Ask Rick 262 22/06/13
GPS Going Walkabout
I have been using GPS on my Samsung Galaxy S2
for some time for recording walks using OS mapping and ViewRanger app. It has
been brilliant but recently, and I cannot relate it to any software or other
changes, the distance recording has been overstating quite dramatically and the
logged speed shows spikes of up to 65 mph, which is a little more than my
normal walking pace! This is making the
records something of a waste of time. Do you have any idea what is causing it
and what I can do to resolve it?
Ray Lemon, by email
The prime suspect is a feature of the GPS chips
used in many smartphones, including the Galaxy S2, called Static Navigation.
Basically this is a filter that blocks spurious readings that can be caused by
reflected signals or a momentary loss of contact with the orbiting satellites.
On many devices, including some versions of the S2, Static Navigation is
disabled by default.
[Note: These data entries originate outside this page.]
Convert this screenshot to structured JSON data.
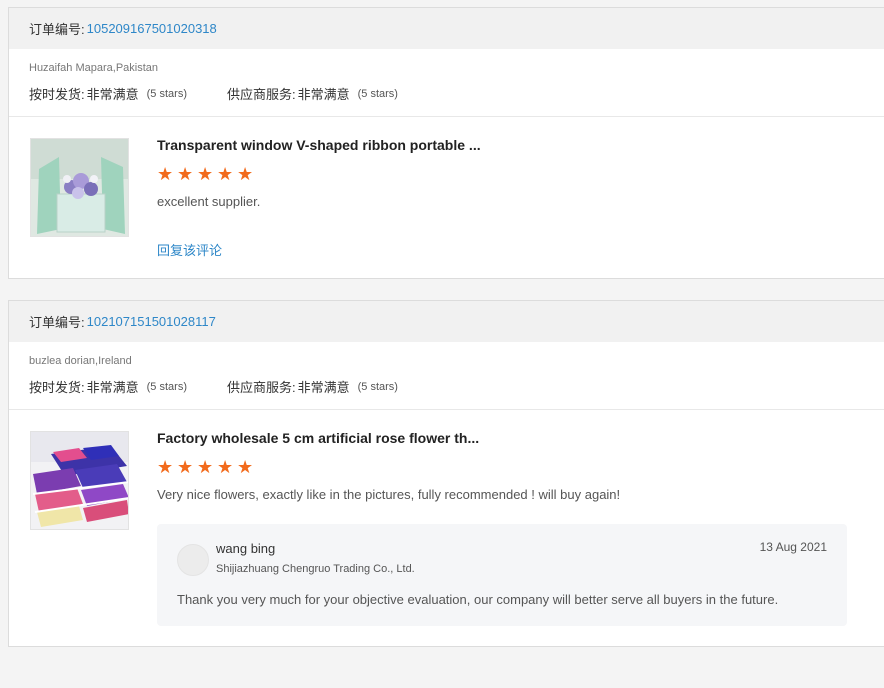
{
  "labels": {
    "order_label": "订单编号:",
    "ontime_label": "按时发货:",
    "service_label": "供应商服务:",
    "reply_link": "回复该评论"
  },
  "colors": {
    "link": "#2e87c8",
    "star": "#f26a1b",
    "header_bg": "#f1f1f1"
  },
  "reviews": [
    {
      "order_no": "105209167501020318",
      "buyer": "Huzaifah Mapara,Pakistan",
      "ontime_value": "非常满意",
      "ontime_stars": "(5 stars)",
      "service_value": "非常满意",
      "service_stars": "(5 stars)",
      "product_title": "Transparent window V-shaped ribbon portable ...",
      "rating": 5,
      "text": "excellent supplier."
    },
    {
      "order_no": "102107151501028117",
      "buyer": "buzlea dorian,Ireland",
      "ontime_value": "非常满意",
      "ontime_stars": "(5 stars)",
      "service_value": "非常满意",
      "service_stars": "(5 stars)",
      "product_title": "Factory wholesale 5 cm artificial rose flower th...",
      "rating": 5,
      "text": "Very nice flowers, exactly like in the pictures, fully recommended ! will buy again!",
      "seller_reply": {
        "name": "wang bing",
        "company": "Shijiazhuang Chengruo Trading Co., Ltd.",
        "date": "13 Aug 2021",
        "text": "Thank you very much for your objective evaluation, our company will better serve all buyers in the future."
      }
    }
  ]
}
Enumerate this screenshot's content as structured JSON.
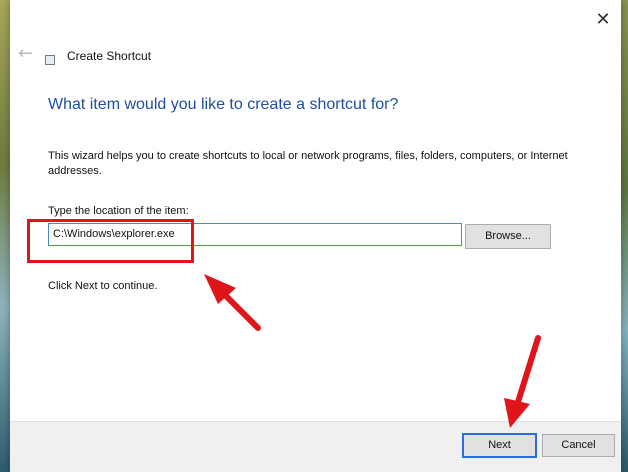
{
  "window": {
    "title": "Create Shortcut",
    "close_icon": "close-icon",
    "back_icon": "back-arrow-icon"
  },
  "wizard": {
    "heading": "What item would you like to create a shortcut for?",
    "description": "This wizard helps you to create shortcuts to local or network programs, files, folders, computers, or Internet addresses.",
    "location_label": "Type the location of the item:",
    "location_value": "C:\\Windows\\explorer.exe",
    "browse_label": "Browse...",
    "continue_text": "Click Next to continue."
  },
  "footer": {
    "next_label": "Next",
    "cancel_label": "Cancel"
  },
  "colors": {
    "heading": "#1f4fa3",
    "accent": "#2b6fd6",
    "annotation": "#e0141b"
  }
}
This not a problem when using GPS whilst driving as most
of the time you will be in motion and minor deviations are masked by the
constant stream of GPS position updates, but if your speed drops to zero, or
walking pace ‘spikes’ in position and velocity readings become more noticeable.
The solution is to enable Static Navigation but unfortunately this is easier
said than done, as it is not a readily accessible option on the S2. The only
method I am aware of involves ‘rooting’ the phone, which is a potentially risky
procedure, and installing an app called GPS Control SIRF Star IV, available
free from Google Play (http://goo.gl/WQVMS).
However, it has received mixed reviews; for some it works well, but before you
think about using it have a look at this helpful article and the feedback from
S2 users who have tried it: http://goo.gl/47G07.
Waiting For Word
We have a fully legitimate copy of MS Office
2007, which does all we want. However, whilst Excel opens immediately, every
time we use Word we are presented with a screen headed Configuration Process
telling us to "please wait while Setup prepares the necessary files".
This takes several minutes and is surely not right?
Brian Donaldson, by email
It sounds as though Office is trying to install
or update a missing component and is getting stuck in a loop. The first thing
to try is the program’s built-in diagnostic tool, which fixes many problems of
this type. To get it started go to Start > All Programs > Microsoft Office
> Office Tools > Microsoft Diagnostic Tool and follow the prompts. If you
are still having problems there are a number of other possible solutions in
Microsoft Knowledgebase article 924611, which you can find at: http://goo.gl/n0oL9. It can also happen if you
have an older version of Office (typically 2003) installed on your computer. If
so either remove it, or if for some reason you need both versions, there is a
Registry hack that will allow you to do so at: http://goo.gl/lJjky,
but this is for advanced users only.
Can you tell me what criteria are used to
demand new passwords? I seem to be plagued with requests; I have had three in
the last 72 hours from Google and a further one from Skype. The issue is that
the security regime has now become so complicated that I have to resort to
writing them down, which of course destroys their unique identity, or am I
missing a trick?
A. Kerrison, by email
New password requests or resets generally only
happen when there have been multiple failed login attempts. Unless you’ve been
fumbling it, then it may be that someone, possibly even someone that you know,
has been trying to gain access to your accounts. They should remain secure,
however, providing you use a unique non-guessable password for each account,
preferably containing a mixture of 8 or more alphanumeric characters and
permissible punctuation marks, but that raises the question of how to remember
them all? A password safe or vault is the simplest option. These are small
programs or apps that store all of your passwords in encrypted form, and is
itself password-protected, so you only have to remember one password to edit or
add new entries. They are readily available for all operating systems and
devices. Many are free or included, and some of them can be configured to
automatically insert passwords when you visit selected websites.
Just lately, when I access the web on my
Windows 7 laptop, a page pops up inviting me to switch to Internet Explorer 10.
When I get rid of this unwanted offer I lose my Favourites bar and I don’t know
how to get it back. I have resorted to a System Restore but feel there must be
an easier way to deal with this?
Roger Bain, by email
I can’t be sure why the Favourites bar vanished
but to get it back, usually all you have to do is go to Toolbars on the View
menu and make sure Favourites Bar is checked. If the Menu bar is not showing
press the Alt key, to toggle it on and off, and make sure Menu bar is checked
on the Toolbar. It can also disappear from view if you are in full-screen mode,
in which case just press the F11 key.
My Hotmail account has been changed to Outlook.
Fine, but I used to be able to forward e-mails sent to me on to other people
and now I cannot. What should I do?
Rosemary Waring, by email
You still can, just click the down arrow next
to Reply, and if any other aspects of Outlook.com are eluding you, or appear to
be missing there is a quick guide and FAQ on the Microsoft website at: http://goo.gl/XIRBs.
© R. Maybury 2013 0306